Task prompt: Keep every word of the listing and reproduce it exactly, but set aside any image found there.

Raw data:
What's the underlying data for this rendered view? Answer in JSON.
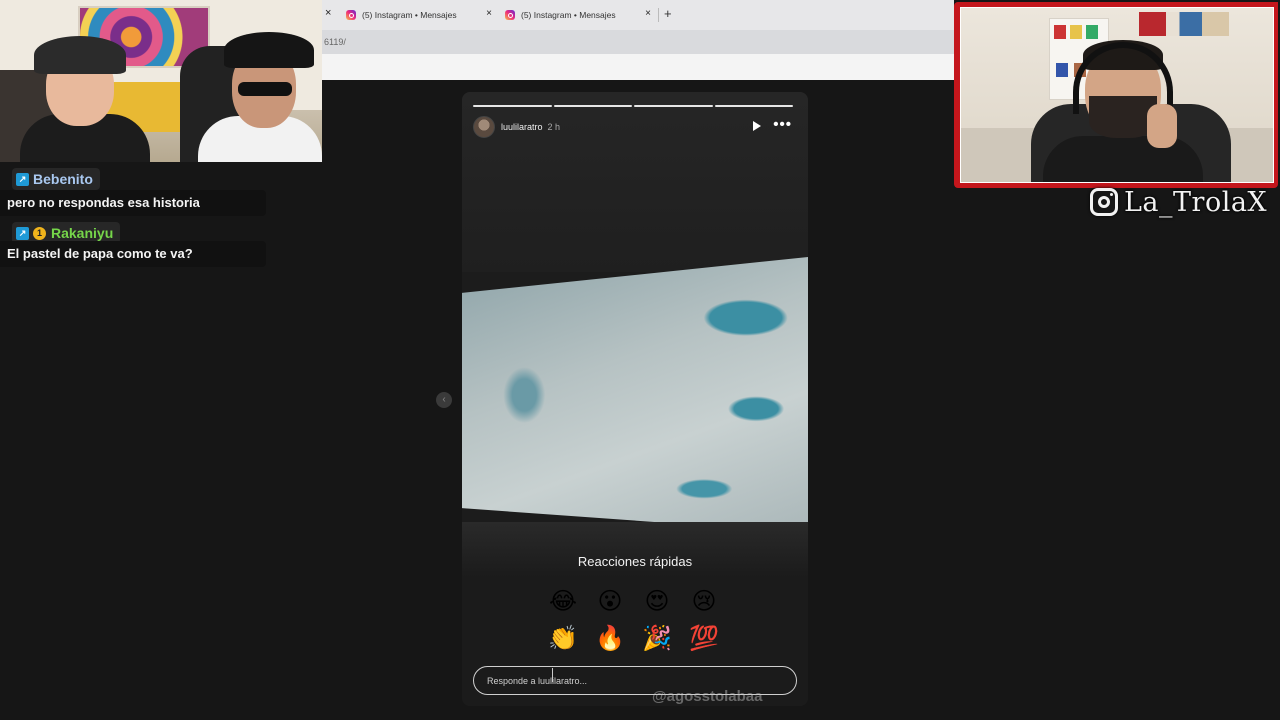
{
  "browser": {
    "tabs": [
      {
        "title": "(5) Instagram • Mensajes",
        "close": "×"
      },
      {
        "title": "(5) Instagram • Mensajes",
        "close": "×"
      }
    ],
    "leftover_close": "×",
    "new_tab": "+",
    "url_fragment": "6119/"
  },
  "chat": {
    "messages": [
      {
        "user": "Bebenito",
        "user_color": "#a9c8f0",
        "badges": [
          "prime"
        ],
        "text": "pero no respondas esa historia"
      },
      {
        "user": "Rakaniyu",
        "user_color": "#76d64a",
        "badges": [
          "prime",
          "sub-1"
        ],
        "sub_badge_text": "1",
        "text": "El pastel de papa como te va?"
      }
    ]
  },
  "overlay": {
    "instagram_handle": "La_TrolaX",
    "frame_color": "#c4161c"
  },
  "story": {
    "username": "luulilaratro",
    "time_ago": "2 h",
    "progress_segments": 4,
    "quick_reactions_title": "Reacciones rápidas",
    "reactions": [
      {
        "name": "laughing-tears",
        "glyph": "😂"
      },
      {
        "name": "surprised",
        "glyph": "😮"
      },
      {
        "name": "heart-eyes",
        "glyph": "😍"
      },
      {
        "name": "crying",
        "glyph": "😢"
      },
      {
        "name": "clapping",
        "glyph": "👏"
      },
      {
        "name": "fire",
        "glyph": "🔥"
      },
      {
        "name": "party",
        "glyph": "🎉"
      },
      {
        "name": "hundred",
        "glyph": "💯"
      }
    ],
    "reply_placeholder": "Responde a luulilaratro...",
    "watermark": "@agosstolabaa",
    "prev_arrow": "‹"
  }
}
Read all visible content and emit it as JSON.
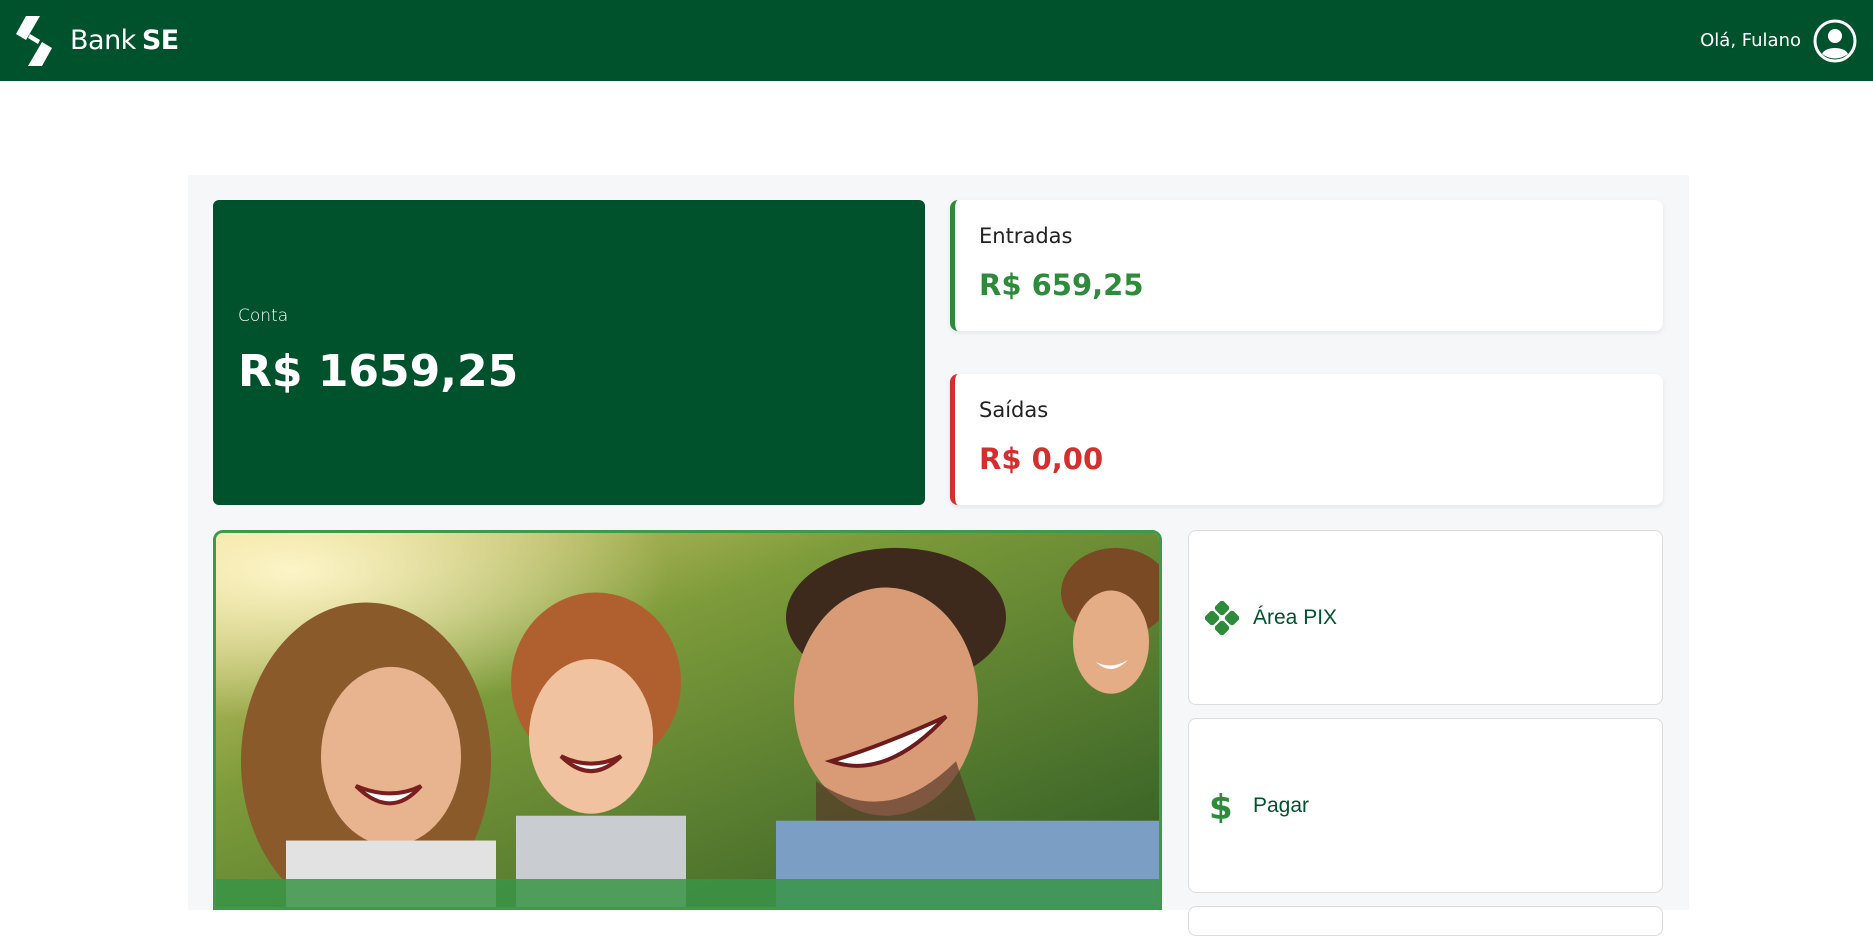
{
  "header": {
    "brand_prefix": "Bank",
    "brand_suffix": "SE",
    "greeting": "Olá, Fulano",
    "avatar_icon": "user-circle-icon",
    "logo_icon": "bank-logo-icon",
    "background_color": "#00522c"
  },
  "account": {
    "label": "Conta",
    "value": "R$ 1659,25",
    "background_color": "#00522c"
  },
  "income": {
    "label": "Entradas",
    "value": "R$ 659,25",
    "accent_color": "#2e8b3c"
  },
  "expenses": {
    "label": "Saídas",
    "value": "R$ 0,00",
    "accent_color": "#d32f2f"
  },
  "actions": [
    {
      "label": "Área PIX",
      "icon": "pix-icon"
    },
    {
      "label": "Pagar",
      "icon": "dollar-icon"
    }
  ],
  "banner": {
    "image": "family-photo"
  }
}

Result:
What's the underlying data for this rendered view? Answer in JSON.
{
  "browser": {
    "tabs": [
      {
        "title": "(5) Instagram • Mensajes",
        "close": "×"
      },
      {
        "title": "(5) Instagram • Mensajes",
        "close": "×"
      }
    ],
    "leftover_close": "×",
    "new_tab": "+",
    "url_fragment": "6119/"
  },
  "chat": {
    "messages": [
      {
        "user": "Bebenito",
        "user_color": "#a9c8f0",
        "badges": [
          "prime"
        ],
        "text": "pero no respondas esa historia"
      },
      {
        "user": "Rakaniyu",
        "user_color": "#76d64a",
        "badges": [
          "prime",
          "sub-1"
        ],
        "sub_badge_text": "1",
        "text": "El pastel de papa como te va?"
      }
    ]
  },
  "overlay": {
    "instagram_handle": "La_TrolaX",
    "frame_color": "#c4161c"
  },
  "story": {
    "username": "luulilaratro",
    "time_ago": "2 h",
    "progress_segments": 4,
    "quick_reactions_title": "Reacciones rápidas",
    "reactions": [
      {
        "name": "laughing-tears",
        "glyph": "😂"
      },
      {
        "name": "surprised",
        "glyph": "😮"
      },
      {
        "name": "heart-eyes",
        "glyph": "😍"
      },
      {
        "name": "crying",
        "glyph": "😢"
      },
      {
        "name": "clapping",
        "glyph": "👏"
      },
      {
        "name": "fire",
        "glyph": "🔥"
      },
      {
        "name": "party",
        "glyph": "🎉"
      },
      {
        "name": "hundred",
        "glyph": "💯"
      }
    ],
    "reply_placeholder": "Responde a luulilaratro...",
    "watermark": "@agosstolabaa",
    "prev_arrow": "‹"
  }
}
Read all visible content and emit it as JSON.
{
  "header": {
    "brand_prefix": "Bank",
    "brand_suffix": "SE",
    "greeting": "Olá, Fulano",
    "avatar_icon": "user-circle-icon",
    "logo_icon": "bank-logo-icon",
    "background_color": "#00522c"
  },
  "account": {
    "label": "Conta",
    "value": "R$ 1659,25",
    "background_color": "#00522c"
  },
  "income": {
    "label": "Entradas",
    "value": "R$ 659,25",
    "accent_color": "#2e8b3c"
  },
  "expenses": {
    "label": "Saídas",
    "value": "R$ 0,00",
    "accent_color": "#d32f2f"
  },
  "actions": [
    {
      "label": "Área PIX",
      "icon": "pix-icon"
    },
    {
      "label": "Pagar",
      "icon": "dollar-icon"
    }
  ],
  "banner": {
    "image": "family-photo"
  }
}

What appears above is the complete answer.